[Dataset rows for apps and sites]
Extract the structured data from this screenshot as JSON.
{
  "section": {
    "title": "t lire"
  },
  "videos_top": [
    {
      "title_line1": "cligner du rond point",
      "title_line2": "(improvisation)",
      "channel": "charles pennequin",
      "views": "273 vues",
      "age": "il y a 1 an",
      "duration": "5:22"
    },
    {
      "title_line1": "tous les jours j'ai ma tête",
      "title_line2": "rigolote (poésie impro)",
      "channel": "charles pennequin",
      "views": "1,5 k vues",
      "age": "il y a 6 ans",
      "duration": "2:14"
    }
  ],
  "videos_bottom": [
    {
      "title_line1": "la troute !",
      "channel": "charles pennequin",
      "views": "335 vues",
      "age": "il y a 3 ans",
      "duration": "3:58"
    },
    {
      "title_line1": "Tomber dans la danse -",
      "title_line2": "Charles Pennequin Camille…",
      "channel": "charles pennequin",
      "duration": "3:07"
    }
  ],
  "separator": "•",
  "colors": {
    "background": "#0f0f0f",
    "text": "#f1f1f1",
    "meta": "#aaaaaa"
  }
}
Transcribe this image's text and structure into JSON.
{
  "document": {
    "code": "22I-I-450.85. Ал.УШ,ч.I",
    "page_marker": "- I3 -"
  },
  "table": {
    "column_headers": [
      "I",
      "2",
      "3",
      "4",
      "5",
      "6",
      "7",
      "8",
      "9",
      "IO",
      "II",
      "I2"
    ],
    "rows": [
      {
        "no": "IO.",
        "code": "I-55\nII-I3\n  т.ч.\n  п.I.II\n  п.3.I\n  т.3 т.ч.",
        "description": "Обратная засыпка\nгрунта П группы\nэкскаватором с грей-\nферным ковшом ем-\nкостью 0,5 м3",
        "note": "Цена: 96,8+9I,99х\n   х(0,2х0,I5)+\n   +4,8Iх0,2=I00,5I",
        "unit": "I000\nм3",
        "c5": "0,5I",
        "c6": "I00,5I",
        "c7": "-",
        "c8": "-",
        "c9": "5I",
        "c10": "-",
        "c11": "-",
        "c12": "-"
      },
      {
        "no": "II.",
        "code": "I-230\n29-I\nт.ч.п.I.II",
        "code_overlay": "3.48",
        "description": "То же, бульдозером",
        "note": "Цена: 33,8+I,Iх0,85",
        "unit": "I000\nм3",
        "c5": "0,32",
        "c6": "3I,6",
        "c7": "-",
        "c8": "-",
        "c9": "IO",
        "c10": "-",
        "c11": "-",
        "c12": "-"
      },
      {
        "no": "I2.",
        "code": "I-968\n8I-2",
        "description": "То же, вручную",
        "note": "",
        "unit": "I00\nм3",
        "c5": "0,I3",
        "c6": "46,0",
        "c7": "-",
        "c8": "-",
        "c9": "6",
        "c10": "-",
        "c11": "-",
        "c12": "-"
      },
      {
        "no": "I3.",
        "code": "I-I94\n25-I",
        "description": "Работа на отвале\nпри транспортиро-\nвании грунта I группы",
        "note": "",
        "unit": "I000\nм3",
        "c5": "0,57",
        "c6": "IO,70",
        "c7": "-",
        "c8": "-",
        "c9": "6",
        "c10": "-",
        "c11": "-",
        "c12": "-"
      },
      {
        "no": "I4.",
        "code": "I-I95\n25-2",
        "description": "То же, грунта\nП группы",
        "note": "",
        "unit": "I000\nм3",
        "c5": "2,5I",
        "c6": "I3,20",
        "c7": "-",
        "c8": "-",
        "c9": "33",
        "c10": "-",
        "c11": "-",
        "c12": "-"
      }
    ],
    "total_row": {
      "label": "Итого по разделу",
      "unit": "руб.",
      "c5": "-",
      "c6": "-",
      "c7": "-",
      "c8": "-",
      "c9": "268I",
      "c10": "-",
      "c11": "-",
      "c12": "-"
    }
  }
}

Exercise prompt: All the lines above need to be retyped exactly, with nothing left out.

The completed task:
Extract the structured data from this screenshot as JSON.
{
  "section": {
    "title": "t lire"
  },
  "videos_top": [
    {
      "title_line1": "cligner du rond point",
      "title_line2": "(improvisation)",
      "channel": "charles pennequin",
      "views": "273 vues",
      "age": "il y a 1 an",
      "duration": "5:22"
    },
    {
      "title_line1": "tous les jours j'ai ma tête",
      "title_line2": "rigolote (poésie impro)",
      "channel": "charles pennequin",
      "views": "1,5 k vues",
      "age": "il y a 6 ans",
      "duration": "2:14"
    }
  ],
  "videos_bottom": [
    {
      "title_line1": "la troute !",
      "channel": "charles pennequin",
      "views": "335 vues",
      "age": "il y a 3 ans",
      "duration": "3:58"
    },
    {
      "title_line1": "Tomber dans la danse -",
      "title_line2": "Charles Pennequin Camille…",
      "channel": "charles pennequin",
      "duration": "3:07"
    }
  ],
  "separator": "•",
  "colors": {
    "background": "#0f0f0f",
    "text": "#f1f1f1",
    "meta": "#aaaaaa"
  }
}
Transcribe this image's text and structure into JSON.
{
  "document": {
    "code": "22I-I-450.85. Ал.УШ,ч.I",
    "page_marker": "- I3 -"
  },
  "table": {
    "column_headers": [
      "I",
      "2",
      "3",
      "4",
      "5",
      "6",
      "7",
      "8",
      "9",
      "IO",
      "II",
      "I2"
    ],
    "rows": [
      {
        "no": "IO.",
        "code": "I-55\nII-I3\n  т.ч.\n  п.I.II\n  п.3.I\n  т.3 т.ч.",
        "description": "Обратная засыпка\nгрунта П группы\nэкскаватором с грей-\nферным ковшом ем-\nкостью 0,5 м3",
        "note": "Цена: 96,8+9I,99х\n   х(0,2х0,I5)+\n   +4,8Iх0,2=I00,5I",
        "unit": "I000\nм3",
        "c5": "0,5I",
        "c6": "I00,5I",
        "c7": "-",
        "c8": "-",
        "c9": "5I",
        "c10": "-",
        "c11": "-",
        "c12": "-"
      },
      {
        "no": "II.",
        "code": "I-230\n29-I\nт.ч.п.I.II",
        "code_overlay": "3.48",
        "description": "То же, бульдозером",
        "note": "Цена: 33,8+I,Iх0,85",
        "unit": "I000\nм3",
        "c5": "0,32",
        "c6": "3I,6",
        "c7": "-",
        "c8": "-",
        "c9": "IO",
        "c10": "-",
        "c11": "-",
        "c12": "-"
      },
      {
        "no": "I2.",
        "code": "I-968\n8I-2",
        "description": "То же, вручную",
        "note": "",
        "unit": "I00\nм3",
        "c5": "0,I3",
        "c6": "46,0",
        "c7": "-",
        "c8": "-",
        "c9": "6",
        "c10": "-",
        "c11": "-",
        "c12": "-"
      },
      {
        "no": "I3.",
        "code": "I-I94\n25-I",
        "description": "Работа на отвале\nпри транспортиро-\nвании грунта I группы",
        "note": "",
        "unit": "I000\nм3",
        "c5": "0,57",
        "c6": "IO,70",
        "c7": "-",
        "c8": "-",
        "c9": "6",
        "c10": "-",
        "c11": "-",
        "c12": "-"
      },
      {
        "no": "I4.",
        "code": "I-I95\n25-2",
        "description": "То же, грунта\nП группы",
        "note": "",
        "unit": "I000\nм3",
        "c5": "2,5I",
        "c6": "I3,20",
        "c7": "-",
        "c8": "-",
        "c9": "33",
        "c10": "-",
        "c11": "-",
        "c12": "-"
      }
    ],
    "total_row": {
      "label": "Итого по разделу",
      "unit": "руб.",
      "c5": "-",
      "c6": "-",
      "c7": "-",
      "c8": "-",
      "c9": "268I",
      "c10": "-",
      "c11": "-",
      "c12": "-"
    }
  }
}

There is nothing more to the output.